Experiencing Tennis Elbow Symptoms? 5 Ways to Recover Quickly

By Kelly Hansen | Apr 28, 2014

Tennis elbow results from overuse of muscles in the forearm and hand. Although the injury is common in tennis players, it is not exclusive to them. Anybody can get tennis elbow when the muscles and tendons surrounding the joint become torn or ruptured.

Read More >

The 4 Most Common Upper Extremity Injuries and Symptoms

By Kelly Hansen | Mar 31, 2014

Upper extremity injuries can happen to anybody, but they are most commonly related to falling onto an outstretched hand. Athletes and professionals who do repetitive motions with their hands and wrists are also at higher risk of these types of injuries. 

Read More >

Common Complications of Upper Extremity Surgery Recovery & How to Avoid Them

By Kelly Hansen | Feb 20, 2014

Although modern medicine has come a long way, complications during or after surgery are not uncommon. However, even the most minor complications should be addressed to ensure that you heal properly and completely.

Read More >

How to Have a Quick Upper Extremity Surgery Recovery

By Kelly Hansen | Feb 14, 2014

If you are planning an upper extremity surgery to the hand, wrist, arm, or shoulder, a speedy recovery is probably one of your top priorities. Not being able to use an upper extremity can be very inconvenient, especially if you live alone or if your work requires the use of your injured arm.

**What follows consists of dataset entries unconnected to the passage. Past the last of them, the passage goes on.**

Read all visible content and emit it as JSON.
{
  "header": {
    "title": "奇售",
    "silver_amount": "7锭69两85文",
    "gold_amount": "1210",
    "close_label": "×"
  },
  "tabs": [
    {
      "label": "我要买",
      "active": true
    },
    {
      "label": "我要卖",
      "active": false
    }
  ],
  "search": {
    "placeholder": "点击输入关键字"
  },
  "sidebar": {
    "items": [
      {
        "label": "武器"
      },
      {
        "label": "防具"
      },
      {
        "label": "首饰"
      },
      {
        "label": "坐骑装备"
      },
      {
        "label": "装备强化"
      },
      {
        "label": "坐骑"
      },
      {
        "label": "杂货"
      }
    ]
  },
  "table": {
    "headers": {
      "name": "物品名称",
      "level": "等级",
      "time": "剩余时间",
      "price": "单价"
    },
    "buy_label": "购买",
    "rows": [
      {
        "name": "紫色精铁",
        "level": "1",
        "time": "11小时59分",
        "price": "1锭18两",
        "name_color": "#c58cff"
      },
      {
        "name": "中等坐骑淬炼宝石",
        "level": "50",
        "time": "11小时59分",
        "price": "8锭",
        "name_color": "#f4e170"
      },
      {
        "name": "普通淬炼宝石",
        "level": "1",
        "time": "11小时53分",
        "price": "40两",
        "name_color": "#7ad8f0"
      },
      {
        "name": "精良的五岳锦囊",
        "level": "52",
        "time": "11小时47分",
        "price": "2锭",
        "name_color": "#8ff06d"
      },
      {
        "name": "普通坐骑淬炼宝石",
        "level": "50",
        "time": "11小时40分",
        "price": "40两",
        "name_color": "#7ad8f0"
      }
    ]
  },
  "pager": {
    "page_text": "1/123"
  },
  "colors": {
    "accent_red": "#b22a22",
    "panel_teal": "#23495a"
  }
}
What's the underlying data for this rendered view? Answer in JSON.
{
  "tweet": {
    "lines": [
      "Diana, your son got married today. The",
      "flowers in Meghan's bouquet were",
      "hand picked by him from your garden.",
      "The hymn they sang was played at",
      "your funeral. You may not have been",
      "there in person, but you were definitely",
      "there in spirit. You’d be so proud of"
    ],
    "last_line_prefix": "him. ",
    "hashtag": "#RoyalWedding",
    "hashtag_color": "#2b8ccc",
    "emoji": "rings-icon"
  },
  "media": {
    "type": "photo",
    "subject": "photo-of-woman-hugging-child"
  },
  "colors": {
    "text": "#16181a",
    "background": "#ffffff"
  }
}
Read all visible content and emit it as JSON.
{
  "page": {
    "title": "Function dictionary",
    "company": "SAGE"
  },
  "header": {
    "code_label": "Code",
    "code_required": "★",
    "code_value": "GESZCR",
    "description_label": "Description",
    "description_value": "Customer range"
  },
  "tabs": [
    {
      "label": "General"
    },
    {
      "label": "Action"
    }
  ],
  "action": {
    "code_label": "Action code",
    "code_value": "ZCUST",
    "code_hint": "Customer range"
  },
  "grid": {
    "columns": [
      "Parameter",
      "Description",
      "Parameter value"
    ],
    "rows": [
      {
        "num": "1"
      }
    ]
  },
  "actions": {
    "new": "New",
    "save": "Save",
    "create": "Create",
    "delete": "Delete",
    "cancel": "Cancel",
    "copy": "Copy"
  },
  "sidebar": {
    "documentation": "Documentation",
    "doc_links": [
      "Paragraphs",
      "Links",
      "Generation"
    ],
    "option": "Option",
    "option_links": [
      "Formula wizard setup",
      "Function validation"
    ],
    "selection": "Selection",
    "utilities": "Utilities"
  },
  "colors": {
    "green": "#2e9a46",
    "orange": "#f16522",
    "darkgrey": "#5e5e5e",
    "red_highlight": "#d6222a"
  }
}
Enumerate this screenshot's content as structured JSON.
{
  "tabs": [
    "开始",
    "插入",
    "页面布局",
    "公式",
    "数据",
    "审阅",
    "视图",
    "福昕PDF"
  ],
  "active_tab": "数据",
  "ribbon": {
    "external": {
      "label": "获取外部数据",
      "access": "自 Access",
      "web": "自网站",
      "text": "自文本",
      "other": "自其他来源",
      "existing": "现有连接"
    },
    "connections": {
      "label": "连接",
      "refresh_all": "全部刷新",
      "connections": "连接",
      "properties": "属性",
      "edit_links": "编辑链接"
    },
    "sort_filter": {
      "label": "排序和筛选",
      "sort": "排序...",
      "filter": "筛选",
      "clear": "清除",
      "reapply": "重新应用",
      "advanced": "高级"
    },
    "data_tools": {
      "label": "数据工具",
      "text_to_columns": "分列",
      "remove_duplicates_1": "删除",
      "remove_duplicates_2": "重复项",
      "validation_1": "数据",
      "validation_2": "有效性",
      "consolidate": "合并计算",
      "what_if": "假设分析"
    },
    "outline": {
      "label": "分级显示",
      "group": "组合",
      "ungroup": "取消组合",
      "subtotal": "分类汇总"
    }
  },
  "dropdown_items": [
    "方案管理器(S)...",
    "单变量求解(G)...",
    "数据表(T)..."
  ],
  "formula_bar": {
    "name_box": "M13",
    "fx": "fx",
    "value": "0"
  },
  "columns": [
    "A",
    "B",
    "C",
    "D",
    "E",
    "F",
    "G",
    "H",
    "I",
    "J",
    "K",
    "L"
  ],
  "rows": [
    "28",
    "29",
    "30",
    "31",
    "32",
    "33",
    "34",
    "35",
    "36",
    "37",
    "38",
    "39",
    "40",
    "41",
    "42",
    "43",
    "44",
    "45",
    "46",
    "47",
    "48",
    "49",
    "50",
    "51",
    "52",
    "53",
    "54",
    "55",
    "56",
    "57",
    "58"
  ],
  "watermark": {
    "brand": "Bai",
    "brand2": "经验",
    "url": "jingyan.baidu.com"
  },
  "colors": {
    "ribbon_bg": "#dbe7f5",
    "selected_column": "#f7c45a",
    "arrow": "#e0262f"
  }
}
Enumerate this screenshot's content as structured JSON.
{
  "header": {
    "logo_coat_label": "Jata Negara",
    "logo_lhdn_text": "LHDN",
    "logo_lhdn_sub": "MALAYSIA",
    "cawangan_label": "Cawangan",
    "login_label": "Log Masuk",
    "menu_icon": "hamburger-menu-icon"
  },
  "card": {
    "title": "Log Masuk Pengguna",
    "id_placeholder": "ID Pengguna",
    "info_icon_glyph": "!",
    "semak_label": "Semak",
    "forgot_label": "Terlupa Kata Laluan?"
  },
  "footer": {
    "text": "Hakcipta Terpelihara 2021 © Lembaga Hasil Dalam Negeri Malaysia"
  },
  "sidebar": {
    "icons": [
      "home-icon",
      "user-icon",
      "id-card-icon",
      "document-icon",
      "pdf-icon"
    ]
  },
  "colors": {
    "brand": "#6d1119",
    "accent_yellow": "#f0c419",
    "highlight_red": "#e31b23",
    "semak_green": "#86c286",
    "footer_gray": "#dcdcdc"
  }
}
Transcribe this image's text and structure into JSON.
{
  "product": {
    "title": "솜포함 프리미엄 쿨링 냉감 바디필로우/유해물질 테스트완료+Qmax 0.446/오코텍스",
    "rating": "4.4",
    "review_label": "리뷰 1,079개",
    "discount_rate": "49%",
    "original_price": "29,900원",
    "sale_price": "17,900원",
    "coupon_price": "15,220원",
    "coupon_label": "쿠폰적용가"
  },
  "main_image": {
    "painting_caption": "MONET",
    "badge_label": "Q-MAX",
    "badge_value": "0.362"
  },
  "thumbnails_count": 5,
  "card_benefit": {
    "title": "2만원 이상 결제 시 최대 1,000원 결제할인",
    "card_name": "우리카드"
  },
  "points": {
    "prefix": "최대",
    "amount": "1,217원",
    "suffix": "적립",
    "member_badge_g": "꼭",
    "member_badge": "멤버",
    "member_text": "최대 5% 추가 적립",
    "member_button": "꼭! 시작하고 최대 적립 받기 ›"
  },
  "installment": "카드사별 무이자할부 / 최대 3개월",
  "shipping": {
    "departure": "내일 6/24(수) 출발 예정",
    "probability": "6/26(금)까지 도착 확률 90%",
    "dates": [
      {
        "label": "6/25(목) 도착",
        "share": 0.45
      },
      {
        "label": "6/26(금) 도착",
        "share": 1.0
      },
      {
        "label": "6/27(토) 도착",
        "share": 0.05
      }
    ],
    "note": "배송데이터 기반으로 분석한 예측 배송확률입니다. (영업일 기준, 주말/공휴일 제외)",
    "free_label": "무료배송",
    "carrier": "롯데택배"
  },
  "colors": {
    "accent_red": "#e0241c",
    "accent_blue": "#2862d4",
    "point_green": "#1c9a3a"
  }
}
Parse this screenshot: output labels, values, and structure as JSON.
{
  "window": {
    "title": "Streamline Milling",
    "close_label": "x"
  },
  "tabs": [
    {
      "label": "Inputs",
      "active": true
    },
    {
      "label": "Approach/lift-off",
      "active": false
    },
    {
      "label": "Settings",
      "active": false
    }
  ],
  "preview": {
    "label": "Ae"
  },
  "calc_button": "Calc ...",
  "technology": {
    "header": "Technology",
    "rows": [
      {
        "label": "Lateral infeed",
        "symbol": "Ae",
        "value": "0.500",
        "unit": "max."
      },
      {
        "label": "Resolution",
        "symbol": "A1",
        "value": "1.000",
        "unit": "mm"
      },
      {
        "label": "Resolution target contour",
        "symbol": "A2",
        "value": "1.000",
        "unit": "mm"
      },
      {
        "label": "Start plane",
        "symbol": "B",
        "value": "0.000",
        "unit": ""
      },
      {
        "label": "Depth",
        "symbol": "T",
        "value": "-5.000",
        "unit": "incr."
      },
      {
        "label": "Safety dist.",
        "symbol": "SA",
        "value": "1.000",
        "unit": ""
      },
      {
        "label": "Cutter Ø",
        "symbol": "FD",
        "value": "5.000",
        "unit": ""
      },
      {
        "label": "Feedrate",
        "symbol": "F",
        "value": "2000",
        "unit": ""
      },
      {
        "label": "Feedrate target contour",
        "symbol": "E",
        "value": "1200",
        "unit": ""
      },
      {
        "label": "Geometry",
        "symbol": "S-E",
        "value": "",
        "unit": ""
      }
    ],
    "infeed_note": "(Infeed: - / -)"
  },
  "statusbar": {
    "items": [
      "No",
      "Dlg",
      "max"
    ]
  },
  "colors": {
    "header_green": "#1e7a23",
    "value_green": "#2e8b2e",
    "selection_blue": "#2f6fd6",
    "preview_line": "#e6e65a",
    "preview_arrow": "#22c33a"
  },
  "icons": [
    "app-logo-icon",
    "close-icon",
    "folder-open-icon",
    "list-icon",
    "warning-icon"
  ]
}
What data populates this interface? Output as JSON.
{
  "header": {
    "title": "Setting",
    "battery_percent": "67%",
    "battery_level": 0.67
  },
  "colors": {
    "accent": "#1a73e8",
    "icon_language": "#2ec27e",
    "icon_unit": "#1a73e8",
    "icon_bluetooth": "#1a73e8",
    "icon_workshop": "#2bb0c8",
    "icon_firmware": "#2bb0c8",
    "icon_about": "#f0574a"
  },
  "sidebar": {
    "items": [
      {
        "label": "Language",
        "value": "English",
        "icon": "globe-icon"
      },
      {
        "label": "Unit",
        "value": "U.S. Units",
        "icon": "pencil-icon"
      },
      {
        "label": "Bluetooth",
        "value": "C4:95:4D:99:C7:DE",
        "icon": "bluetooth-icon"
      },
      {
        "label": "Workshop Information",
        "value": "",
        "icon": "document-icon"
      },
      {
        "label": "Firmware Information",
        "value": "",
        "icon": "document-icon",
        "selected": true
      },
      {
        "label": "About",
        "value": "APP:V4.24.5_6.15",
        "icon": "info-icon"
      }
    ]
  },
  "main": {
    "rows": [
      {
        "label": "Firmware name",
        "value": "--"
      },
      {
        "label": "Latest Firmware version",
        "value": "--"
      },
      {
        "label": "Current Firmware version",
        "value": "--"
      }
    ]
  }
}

Read More >

How to Heal Faster After MCL Surgery: Cryotherapy Explained

By Kelly Hansen | Nov 07, 2013
Recovering from MCL surgery takes time. The damaged tissues in your knee joint need time and energy to repair themselves and return to normal activity. Although you won't be able to get back on your feet overnight, you can speed up the healing process by adding cold compression therapy to your recovery strategy.

Cold therapy, or cryotherapy, is a proven method for reducing pain, swelling, and edema. You have probably applied ice packs after a sports injury or other trauma, but do you know why you do this?

How Cryotherapy Works in the Body

Stated simply, cryotherapy is the application of cold to an injury. It provides a therapeutic effect for three reasons:
  1. Impact on the circulatory system - When you apply cold to your knee after MCL surgery, your blood vessels constrict, or get more narrow. This reduces blood flow, which causes the body to respond by increasing the size of the blood vessels, bringing a rush of fresh blood to the area. This process continues throughout the application of cold, bringing oxygen and nutrients to the healing tissue and flushing cellular waste away.

  2. Impact on cellular metabolism - The cells in your body perform a variety of functions, all of which are important. Each cell has a life cycle in which it is created, uses energy to do its designated work, and then dies. The rate at which a cell consumes energy is its metabolism. The application of cold slows down cellular metabolism so that less energy is required. This contributes to faster healing after MCL surgery  because your body can maximize energy use for tissue repair.

  3. Impact on the neurological system - You feel pain as a result of nerve fiber activity, which is slowed down with the application of cold. Reducing pain throughout the recovery process can help you heal faster and potentially reduce the amount of medication you might need.

Why Cold Compression Therapy Works Better than Ice Packs

In its simplest form, cryotherapy can be applied with ice packs. However, with modern technology there is a better way. The main disadvantage of ice packs is that they constantly absorb heat from your body, which causes the ice temperature to gradually increase, reducing its therapeutic effect over time.

Game Ready has developed a system that allows you to apply consistent cold temperatures around the entire knee joint for the duration of the therapy session. Cold water circulates through a loop system that includes an ice reservoir, so the temperature remains constant. At the same time, pneumatic compression creates a pumping effect that helps improve the flow of blood and other fluids. This system provides two important benefits when it comes to cryotherapy:
  1. The effects of therapeutic cold lasts longer
  2. The cold is able to penetrate deeper

This means that the deeper tissues in your knee joint benefit from cryotherapy after MCL surgery and each session has a longer lasting impact than ice packs alone.

If you are interested in learning more about how Game Ready can help speed up your MCL surgery recovery, locate a provider near you.

Are you ready to take your MCL surgery recovery to the next level?

Read More >
COMMENTS

All content found on this website, including text, images, audio, or other formats were created for informational purposes only. The Content is not intended to be a substitute for professional medical advice, diagnosis, or treatment. Always seek the advice of your physician or other qualified health provider with any questions you may have regarding a medical condition or treatment. Never disregard professional medical advice or delay in seeking it because of something you have read on this website

Stay up-to-date on the latest injury & post-op recovery trends by subscribing to the Game Ready blog.
Subscribe